┌────────
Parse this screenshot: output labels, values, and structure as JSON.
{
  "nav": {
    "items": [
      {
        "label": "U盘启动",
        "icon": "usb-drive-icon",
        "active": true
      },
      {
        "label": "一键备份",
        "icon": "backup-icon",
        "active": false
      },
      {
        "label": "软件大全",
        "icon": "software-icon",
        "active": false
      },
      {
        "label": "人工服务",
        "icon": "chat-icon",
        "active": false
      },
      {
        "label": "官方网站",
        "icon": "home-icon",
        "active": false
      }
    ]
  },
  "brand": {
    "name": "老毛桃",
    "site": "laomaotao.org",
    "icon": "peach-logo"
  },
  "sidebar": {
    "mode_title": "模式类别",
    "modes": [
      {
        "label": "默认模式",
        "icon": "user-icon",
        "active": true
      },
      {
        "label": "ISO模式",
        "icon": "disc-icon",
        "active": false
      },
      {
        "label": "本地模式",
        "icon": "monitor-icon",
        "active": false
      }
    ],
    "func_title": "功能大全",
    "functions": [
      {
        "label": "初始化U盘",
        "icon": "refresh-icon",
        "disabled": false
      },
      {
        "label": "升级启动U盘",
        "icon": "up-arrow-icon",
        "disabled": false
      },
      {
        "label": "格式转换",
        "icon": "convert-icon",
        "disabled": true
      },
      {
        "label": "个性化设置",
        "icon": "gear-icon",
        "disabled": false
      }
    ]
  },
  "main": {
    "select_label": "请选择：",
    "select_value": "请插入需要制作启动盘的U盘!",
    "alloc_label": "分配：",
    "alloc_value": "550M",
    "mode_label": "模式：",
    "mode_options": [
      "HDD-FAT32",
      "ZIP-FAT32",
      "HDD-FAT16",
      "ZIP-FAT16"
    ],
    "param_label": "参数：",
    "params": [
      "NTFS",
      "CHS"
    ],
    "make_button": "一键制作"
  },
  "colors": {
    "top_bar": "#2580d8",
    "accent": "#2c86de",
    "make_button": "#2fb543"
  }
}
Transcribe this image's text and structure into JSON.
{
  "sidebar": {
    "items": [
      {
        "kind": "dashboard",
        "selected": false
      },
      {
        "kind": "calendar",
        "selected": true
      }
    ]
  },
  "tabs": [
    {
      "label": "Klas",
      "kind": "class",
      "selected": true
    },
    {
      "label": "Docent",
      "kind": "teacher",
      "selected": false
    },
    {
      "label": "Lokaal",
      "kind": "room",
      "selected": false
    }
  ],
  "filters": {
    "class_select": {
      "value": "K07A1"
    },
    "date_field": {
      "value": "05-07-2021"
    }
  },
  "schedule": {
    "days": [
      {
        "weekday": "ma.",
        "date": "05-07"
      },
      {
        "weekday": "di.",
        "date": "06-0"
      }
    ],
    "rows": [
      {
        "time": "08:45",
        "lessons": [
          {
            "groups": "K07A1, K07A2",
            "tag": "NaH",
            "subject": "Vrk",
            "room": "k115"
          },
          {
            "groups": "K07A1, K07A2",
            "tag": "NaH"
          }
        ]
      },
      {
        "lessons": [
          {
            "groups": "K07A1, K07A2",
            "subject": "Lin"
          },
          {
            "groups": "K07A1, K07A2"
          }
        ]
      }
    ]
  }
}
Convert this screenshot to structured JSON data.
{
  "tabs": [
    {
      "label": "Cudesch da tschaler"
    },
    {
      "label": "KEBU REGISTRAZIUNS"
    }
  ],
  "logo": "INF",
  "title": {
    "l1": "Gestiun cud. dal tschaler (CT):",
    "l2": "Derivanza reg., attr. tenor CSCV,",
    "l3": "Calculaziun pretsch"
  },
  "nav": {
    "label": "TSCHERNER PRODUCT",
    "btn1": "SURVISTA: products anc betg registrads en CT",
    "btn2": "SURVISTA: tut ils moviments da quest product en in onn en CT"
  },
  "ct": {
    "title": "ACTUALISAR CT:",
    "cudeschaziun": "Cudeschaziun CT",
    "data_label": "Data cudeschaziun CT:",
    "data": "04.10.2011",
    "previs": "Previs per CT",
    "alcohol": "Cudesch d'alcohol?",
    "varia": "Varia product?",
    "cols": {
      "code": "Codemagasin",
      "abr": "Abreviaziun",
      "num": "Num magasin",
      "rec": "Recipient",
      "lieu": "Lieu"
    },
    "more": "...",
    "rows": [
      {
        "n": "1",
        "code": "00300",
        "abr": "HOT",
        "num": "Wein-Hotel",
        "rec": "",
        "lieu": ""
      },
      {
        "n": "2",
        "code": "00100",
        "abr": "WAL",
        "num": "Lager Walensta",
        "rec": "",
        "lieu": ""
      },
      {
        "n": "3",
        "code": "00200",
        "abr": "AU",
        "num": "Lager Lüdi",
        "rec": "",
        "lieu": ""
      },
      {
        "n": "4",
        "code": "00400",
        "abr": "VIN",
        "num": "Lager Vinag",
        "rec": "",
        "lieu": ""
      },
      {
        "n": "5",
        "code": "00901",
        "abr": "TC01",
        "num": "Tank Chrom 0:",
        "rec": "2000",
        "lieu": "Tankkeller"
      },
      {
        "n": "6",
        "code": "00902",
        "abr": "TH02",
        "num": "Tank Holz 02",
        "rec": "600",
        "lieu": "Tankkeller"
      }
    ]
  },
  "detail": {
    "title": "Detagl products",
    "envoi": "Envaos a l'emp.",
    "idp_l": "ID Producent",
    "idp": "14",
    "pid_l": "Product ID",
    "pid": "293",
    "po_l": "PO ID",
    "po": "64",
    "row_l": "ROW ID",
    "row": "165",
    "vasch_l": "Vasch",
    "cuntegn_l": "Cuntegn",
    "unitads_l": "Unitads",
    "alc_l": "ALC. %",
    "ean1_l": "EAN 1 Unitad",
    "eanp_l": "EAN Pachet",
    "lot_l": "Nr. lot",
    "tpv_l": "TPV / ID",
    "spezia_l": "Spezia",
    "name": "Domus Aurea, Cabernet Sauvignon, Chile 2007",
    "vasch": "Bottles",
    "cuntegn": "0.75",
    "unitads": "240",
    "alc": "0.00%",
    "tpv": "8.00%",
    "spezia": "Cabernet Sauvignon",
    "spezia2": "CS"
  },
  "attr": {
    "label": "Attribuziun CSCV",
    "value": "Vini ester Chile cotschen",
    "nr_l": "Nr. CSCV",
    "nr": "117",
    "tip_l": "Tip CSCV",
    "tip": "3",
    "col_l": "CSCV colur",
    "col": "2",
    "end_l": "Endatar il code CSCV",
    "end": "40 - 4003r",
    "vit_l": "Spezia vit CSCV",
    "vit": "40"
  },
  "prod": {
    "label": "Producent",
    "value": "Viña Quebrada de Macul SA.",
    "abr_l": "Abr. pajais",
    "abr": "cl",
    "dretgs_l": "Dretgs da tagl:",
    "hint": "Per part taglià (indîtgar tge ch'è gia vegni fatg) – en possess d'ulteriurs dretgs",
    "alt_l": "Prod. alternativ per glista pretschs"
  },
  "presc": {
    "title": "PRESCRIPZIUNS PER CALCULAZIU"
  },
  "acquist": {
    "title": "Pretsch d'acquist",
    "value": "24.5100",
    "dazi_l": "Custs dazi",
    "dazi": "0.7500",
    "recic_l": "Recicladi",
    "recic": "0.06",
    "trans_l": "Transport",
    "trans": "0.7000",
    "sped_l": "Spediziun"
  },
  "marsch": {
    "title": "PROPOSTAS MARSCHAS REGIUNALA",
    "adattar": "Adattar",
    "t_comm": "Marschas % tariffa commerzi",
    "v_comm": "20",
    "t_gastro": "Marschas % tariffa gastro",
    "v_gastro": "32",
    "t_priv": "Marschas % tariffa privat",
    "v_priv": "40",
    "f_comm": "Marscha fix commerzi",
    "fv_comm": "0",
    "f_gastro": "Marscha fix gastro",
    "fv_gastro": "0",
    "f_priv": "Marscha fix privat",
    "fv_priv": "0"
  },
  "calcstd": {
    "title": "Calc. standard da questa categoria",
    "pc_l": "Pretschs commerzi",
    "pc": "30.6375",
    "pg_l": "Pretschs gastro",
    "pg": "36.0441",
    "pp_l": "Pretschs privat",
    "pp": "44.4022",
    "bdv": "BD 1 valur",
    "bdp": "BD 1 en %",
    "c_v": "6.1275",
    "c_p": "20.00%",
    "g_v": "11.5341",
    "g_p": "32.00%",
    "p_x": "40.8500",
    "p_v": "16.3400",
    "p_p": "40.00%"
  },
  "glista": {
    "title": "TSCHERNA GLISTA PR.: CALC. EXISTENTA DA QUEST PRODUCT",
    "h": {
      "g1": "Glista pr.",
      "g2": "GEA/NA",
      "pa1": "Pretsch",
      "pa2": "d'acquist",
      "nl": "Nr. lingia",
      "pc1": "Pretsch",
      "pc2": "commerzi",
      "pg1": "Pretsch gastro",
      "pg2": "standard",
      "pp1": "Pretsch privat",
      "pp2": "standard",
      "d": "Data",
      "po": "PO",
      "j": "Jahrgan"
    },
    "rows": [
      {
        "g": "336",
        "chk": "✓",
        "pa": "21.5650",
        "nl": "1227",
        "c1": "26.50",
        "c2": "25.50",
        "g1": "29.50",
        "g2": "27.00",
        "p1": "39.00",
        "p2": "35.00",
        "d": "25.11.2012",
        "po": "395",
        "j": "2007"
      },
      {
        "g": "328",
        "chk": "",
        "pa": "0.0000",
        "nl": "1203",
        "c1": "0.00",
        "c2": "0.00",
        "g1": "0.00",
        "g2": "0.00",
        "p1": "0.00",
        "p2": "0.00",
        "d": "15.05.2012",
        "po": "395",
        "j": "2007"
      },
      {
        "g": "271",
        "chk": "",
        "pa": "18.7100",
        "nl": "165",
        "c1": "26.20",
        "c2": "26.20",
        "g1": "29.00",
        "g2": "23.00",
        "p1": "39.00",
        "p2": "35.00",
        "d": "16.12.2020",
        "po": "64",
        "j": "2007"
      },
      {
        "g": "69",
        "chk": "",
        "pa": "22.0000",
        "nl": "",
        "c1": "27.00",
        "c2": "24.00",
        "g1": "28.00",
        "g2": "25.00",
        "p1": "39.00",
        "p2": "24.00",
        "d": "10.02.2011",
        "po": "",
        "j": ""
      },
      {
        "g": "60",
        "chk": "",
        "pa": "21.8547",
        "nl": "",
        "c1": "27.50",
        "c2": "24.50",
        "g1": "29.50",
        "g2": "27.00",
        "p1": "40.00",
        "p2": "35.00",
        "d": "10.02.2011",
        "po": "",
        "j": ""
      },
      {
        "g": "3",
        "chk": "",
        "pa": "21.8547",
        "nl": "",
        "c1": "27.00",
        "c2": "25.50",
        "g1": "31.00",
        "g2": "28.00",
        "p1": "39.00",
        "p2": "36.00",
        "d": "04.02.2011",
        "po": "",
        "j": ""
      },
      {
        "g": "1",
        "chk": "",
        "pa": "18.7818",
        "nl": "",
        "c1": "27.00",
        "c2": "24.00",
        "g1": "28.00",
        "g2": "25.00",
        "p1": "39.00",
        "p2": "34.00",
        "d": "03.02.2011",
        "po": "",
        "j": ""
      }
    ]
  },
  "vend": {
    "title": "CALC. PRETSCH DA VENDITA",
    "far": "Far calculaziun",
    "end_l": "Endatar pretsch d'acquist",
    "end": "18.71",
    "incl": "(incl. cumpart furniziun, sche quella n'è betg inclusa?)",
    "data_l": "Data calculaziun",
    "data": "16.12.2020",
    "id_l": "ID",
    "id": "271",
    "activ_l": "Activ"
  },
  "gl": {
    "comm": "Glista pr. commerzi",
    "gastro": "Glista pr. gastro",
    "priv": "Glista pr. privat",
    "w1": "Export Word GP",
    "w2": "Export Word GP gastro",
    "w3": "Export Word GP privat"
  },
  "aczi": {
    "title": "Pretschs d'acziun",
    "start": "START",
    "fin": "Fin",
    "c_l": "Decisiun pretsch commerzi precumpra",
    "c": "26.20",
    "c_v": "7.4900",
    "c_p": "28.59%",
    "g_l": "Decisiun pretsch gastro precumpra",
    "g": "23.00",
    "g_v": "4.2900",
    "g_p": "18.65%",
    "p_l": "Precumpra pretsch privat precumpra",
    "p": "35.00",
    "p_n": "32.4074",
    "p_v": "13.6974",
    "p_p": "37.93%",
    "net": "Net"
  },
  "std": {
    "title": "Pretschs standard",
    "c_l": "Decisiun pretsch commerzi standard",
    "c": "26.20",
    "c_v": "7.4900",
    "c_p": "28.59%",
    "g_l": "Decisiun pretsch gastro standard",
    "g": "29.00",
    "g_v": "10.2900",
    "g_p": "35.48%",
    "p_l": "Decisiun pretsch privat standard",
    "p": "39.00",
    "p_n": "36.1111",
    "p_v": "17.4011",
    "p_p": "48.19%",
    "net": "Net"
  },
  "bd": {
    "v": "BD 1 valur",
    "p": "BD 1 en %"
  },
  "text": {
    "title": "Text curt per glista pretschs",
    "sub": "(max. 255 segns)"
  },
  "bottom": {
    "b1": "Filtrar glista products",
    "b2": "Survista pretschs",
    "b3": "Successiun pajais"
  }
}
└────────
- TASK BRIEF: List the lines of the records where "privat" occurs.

- SOLUTION TO THIS EXERCISE:
    "t_priv": "Marschas % tariffa privat",
    "f_priv": "Marscha fix privat",
    "pp_l": "Pretschs privat",
      "pp1": "Pretsch privat",
    "priv": "Glista pr. privat",
    "w3": "Export Word GP privat"
    "p_l": "Precumpra pretsch privat precumpra",
    "p_l": "Decisiun pretsch privat standard",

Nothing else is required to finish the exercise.